■ YOUR GOAL
Please return each record exactly, leaving nothing out.

■ RECORDS TO PROCESS
┌──
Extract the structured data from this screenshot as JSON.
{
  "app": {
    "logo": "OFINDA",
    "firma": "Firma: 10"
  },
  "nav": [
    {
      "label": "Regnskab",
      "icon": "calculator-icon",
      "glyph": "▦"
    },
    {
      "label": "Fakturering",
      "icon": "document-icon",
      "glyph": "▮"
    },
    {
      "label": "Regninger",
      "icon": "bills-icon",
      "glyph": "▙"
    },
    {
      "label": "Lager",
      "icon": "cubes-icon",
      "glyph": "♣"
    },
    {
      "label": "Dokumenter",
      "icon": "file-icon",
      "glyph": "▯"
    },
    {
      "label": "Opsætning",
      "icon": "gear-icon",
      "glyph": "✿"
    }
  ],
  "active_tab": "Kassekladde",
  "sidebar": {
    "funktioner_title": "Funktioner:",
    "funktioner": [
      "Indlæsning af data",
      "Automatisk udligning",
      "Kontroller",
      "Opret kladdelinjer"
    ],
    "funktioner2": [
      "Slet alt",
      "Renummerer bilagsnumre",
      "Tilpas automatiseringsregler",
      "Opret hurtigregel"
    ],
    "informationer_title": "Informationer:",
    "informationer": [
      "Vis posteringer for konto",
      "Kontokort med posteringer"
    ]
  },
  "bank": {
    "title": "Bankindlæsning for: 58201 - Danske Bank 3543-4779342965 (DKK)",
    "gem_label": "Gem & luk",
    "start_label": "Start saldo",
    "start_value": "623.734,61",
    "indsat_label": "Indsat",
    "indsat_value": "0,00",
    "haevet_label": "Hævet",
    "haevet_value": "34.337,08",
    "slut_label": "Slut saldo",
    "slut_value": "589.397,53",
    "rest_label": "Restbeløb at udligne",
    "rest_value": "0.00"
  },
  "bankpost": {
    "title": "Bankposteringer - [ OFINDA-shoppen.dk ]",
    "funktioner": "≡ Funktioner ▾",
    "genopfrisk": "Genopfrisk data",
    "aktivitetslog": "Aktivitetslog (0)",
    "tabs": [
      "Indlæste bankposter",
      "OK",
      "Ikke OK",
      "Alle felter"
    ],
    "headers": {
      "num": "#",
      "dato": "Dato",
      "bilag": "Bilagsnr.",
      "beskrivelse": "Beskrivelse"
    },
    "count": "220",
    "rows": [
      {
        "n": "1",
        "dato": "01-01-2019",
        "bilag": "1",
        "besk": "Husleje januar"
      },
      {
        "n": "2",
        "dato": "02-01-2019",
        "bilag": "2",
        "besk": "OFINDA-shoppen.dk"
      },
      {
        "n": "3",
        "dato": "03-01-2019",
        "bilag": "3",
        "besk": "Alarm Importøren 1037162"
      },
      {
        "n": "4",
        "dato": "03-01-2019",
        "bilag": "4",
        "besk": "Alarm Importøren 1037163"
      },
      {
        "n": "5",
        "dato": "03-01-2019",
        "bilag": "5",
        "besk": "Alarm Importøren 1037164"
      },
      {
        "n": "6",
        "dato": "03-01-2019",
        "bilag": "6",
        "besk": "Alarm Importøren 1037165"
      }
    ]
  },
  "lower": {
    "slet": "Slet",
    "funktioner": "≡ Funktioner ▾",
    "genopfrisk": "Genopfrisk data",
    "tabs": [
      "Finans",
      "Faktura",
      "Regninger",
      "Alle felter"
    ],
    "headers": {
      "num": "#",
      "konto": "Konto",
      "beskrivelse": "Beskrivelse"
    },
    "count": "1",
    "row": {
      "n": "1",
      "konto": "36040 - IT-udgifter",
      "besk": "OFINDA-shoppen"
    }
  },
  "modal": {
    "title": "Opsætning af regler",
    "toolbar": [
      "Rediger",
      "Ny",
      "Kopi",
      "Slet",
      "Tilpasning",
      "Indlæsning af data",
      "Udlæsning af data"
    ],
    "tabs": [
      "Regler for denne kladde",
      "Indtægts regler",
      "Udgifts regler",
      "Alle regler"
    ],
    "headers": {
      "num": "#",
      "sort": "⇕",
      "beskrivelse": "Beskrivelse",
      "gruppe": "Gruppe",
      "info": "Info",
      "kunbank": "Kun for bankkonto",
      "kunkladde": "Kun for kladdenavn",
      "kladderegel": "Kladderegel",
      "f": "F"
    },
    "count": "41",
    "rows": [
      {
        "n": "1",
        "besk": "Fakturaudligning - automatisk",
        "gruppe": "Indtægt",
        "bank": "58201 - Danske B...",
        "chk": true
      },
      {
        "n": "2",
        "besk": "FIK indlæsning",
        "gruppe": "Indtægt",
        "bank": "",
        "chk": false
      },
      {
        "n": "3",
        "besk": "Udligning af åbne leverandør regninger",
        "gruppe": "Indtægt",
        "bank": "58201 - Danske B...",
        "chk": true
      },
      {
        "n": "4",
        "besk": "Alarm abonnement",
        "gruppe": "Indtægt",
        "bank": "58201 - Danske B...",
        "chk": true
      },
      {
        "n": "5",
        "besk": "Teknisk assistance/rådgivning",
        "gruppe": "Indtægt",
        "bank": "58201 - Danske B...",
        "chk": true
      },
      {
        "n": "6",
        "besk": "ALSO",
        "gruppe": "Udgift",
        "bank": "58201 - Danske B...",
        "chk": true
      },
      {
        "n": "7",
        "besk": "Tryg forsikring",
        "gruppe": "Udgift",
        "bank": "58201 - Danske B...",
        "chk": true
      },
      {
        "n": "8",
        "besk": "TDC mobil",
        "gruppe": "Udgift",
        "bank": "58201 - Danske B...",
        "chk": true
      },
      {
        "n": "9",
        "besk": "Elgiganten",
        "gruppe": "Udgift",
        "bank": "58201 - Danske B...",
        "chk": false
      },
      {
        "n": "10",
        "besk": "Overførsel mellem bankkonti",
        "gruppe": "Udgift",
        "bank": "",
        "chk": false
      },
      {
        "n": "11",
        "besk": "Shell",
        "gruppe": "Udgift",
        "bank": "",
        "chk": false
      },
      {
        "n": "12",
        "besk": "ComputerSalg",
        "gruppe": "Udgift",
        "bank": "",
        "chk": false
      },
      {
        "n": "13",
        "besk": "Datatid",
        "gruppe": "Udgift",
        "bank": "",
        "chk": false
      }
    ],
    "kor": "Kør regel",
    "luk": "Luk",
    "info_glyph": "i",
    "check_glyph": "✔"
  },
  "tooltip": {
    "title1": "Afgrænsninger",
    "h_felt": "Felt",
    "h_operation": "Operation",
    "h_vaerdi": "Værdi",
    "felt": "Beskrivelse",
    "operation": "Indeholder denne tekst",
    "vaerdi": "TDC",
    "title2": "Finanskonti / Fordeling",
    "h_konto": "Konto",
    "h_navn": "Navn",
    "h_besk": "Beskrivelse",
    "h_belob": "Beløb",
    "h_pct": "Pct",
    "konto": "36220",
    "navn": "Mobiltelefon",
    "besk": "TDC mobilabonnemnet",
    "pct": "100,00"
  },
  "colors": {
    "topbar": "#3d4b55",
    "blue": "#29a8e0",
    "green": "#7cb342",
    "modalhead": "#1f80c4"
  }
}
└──
■ RESPONSE
Extract the structured data from this screenshot as JSON.
{
  "app": {
    "logo": "OFINDA",
    "firma": "Firma: 10"
  },
  "nav": [
    {
      "label": "Regnskab",
      "icon": "calculator-icon",
      "glyph": "▦"
    },
    {
      "label": "Fakturering",
      "icon": "document-icon",
      "glyph": "▮"
    },
    {
      "label": "Regninger",
      "icon": "bills-icon",
      "glyph": "▙"
    },
    {
      "label": "Lager",
      "icon": "cubes-icon",
      "glyph": "♣"
    },
    {
      "label": "Dokumenter",
      "icon": "file-icon",
      "glyph": "▯"
    },
    {
      "label": "Opsætning",
      "icon": "gear-icon",
      "glyph": "✿"
    }
  ],
  "active_tab": "Kassekladde",
  "sidebar": {
    "funktioner_title": "Funktioner:",
    "funktioner": [
      "Indlæsning af data",
      "Automatisk udligning",
      "Kontroller",
      "Opret kladdelinjer"
    ],
    "funktioner2": [
      "Slet alt",
      "Renummerer bilagsnumre",
      "Tilpas automatiseringsregler",
      "Opret hurtigregel"
    ],
    "informationer_title": "Informationer:",
    "informationer": [
      "Vis posteringer for konto",
      "Kontokort med posteringer"
    ]
  },
  "bank": {
    "title": "Bankindlæsning for: 58201 - Danske Bank 3543-4779342965 (DKK)",
    "gem_label": "Gem & luk",
    "start_label": "Start saldo",
    "start_value": "623.734,61",
    "indsat_label": "Indsat",
    "indsat_value": "0,00",
    "haevet_label": "Hævet",
    "haevet_value": "34.337,08",
    "slut_label": "Slut saldo",
    "slut_value": "589.397,53",
    "rest_label": "Restbeløb at udligne",
    "rest_value": "0.00"
  },
  "bankpost": {
    "title": "Bankposteringer - [ OFINDA-shoppen.dk ]",
    "funktioner": "≡ Funktioner ▾",
    "genopfrisk": "Genopfrisk data",
    "aktivitetslog": "Aktivitetslog (0)",
    "tabs": [
      "Indlæste bankposter",
      "OK",
      "Ikke OK",
      "Alle felter"
    ],
    "headers": {
      "num": "#",
      "dato": "Dato",
      "bilag": "Bilagsnr.",
      "beskrivelse": "Beskrivelse"
    },
    "count": "220",
    "rows": [
      {
        "n": "1",
        "dato": "01-01-2019",
        "bilag": "1",
        "besk": "Husleje januar"
      },
      {
        "n": "2",
        "dato": "02-01-2019",
        "bilag": "2",
        "besk": "OFINDA-shoppen.dk"
      },
      {
        "n": "3",
        "dato": "03-01-2019",
        "bilag": "3",
        "besk": "Alarm Importøren 1037162"
      },
      {
        "n": "4",
        "dato": "03-01-2019",
        "bilag": "4",
        "besk": "Alarm Importøren 1037163"
      },
      {
        "n": "5",
        "dato": "03-01-2019",
        "bilag": "5",
        "besk": "Alarm Importøren 1037164"
      },
      {
        "n": "6",
        "dato": "03-01-2019",
        "bilag": "6",
        "besk": "Alarm Importøren 1037165"
      }
    ]
  },
  "lower": {
    "slet": "Slet",
    "funktioner": "≡ Funktioner ▾",
    "genopfrisk": "Genopfrisk data",
    "tabs": [
      "Finans",
      "Faktura",
      "Regninger",
      "Alle felter"
    ],
    "headers": {
      "num": "#",
      "konto": "Konto",
      "beskrivelse": "Beskrivelse"
    },
    "count": "1",
    "row": {
      "n": "1",
      "konto": "36040 - IT-udgifter",
      "besk": "OFINDA-shoppen"
    }
  },
  "modal": {
    "title": "Opsætning af regler",
    "toolbar": [
      "Rediger",
      "Ny",
      "Kopi",
      "Slet",
      "Tilpasning",
      "Indlæsning af data",
      "Udlæsning af data"
    ],
    "tabs": [
      "Regler for denne kladde",
      "Indtægts regler",
      "Udgifts regler",
      "Alle regler"
    ],
    "headers": {
      "num": "#",
      "sort": "⇕",
      "beskrivelse": "Beskrivelse",
      "gruppe": "Gruppe",
      "info": "Info",
      "kunbank": "Kun for bankkonto",
      "kunkladde": "Kun for kladdenavn",
      "kladderegel": "Kladderegel",
      "f": "F"
    },
    "count": "41",
    "rows": [
      {
        "n": "1",
        "besk": "Fakturaudligning - automatisk",
        "gruppe": "Indtægt",
        "bank": "58201 - Danske B...",
        "chk": true
      },
      {
        "n": "2",
        "besk": "FIK indlæsning",
        "gruppe": "Indtægt",
        "bank": "",
        "chk": false
      },
      {
        "n": "3",
        "besk": "Udligning af åbne leverandør regninger",
        "gruppe": "Indtægt",
        "bank": "58201 - Danske B...",
        "chk": true
      },
      {
        "n": "4",
        "besk": "Alarm abonnement",
        "gruppe": "Indtægt",
        "bank": "58201 - Danske B...",
        "chk": true
      },
      {
        "n": "5",
        "besk": "Teknisk assistance/rådgivning",
        "gruppe": "Indtægt",
        "bank": "58201 - Danske B...",
        "chk": true
      },
      {
        "n": "6",
        "besk": "ALSO",
        "gruppe": "Udgift",
        "bank": "58201 - Danske B...",
        "chk": true
      },
      {
        "n": "7",
        "besk": "Tryg forsikring",
        "gruppe": "Udgift",
        "bank": "58201 - Danske B...",
        "chk": true
      },
      {
        "n": "8",
        "besk": "TDC mobil",
        "gruppe": "Udgift",
        "bank": "58201 - Danske B...",
        "chk": true
      },
      {
        "n": "9",
        "besk": "Elgiganten",
        "gruppe": "Udgift",
        "bank": "58201 - Danske B...",
        "chk": false
      },
      {
        "n": "10",
        "besk": "Overførsel mellem bankkonti",
        "gruppe": "Udgift",
        "bank": "",
        "chk": false
      },
      {
        "n": "11",
        "besk": "Shell",
        "gruppe": "Udgift",
        "bank": "",
        "chk": false
      },
      {
        "n": "12",
        "besk": "ComputerSalg",
        "gruppe": "Udgift",
        "bank": "",
        "chk": false
      },
      {
        "n": "13",
        "besk": "Datatid",
        "gruppe": "Udgift",
        "bank": "",
        "chk": false
      }
    ],
    "kor": "Kør regel",
    "luk": "Luk",
    "info_glyph": "i",
    "check_glyph": "✔"
  },
  "tooltip": {
    "title1": "Afgrænsninger",
    "h_felt": "Felt",
    "h_operation": "Operation",
    "h_vaerdi": "Værdi",
    "felt": "Beskrivelse",
    "operation": "Indeholder denne tekst",
    "vaerdi": "TDC",
    "title2": "Finanskonti / Fordeling",
    "h_konto": "Konto",
    "h_navn": "Navn",
    "h_besk": "Beskrivelse",
    "h_belob": "Beløb",
    "h_pct": "Pct",
    "konto": "36220",
    "navn": "Mobiltelefon",
    "besk": "TDC mobilabonnemnet",
    "pct": "100,00"
  },
  "colors": {
    "topbar": "#3d4b55",
    "blue": "#29a8e0",
    "green": "#7cb342",
    "modalhead": "#1f80c4"
  }
}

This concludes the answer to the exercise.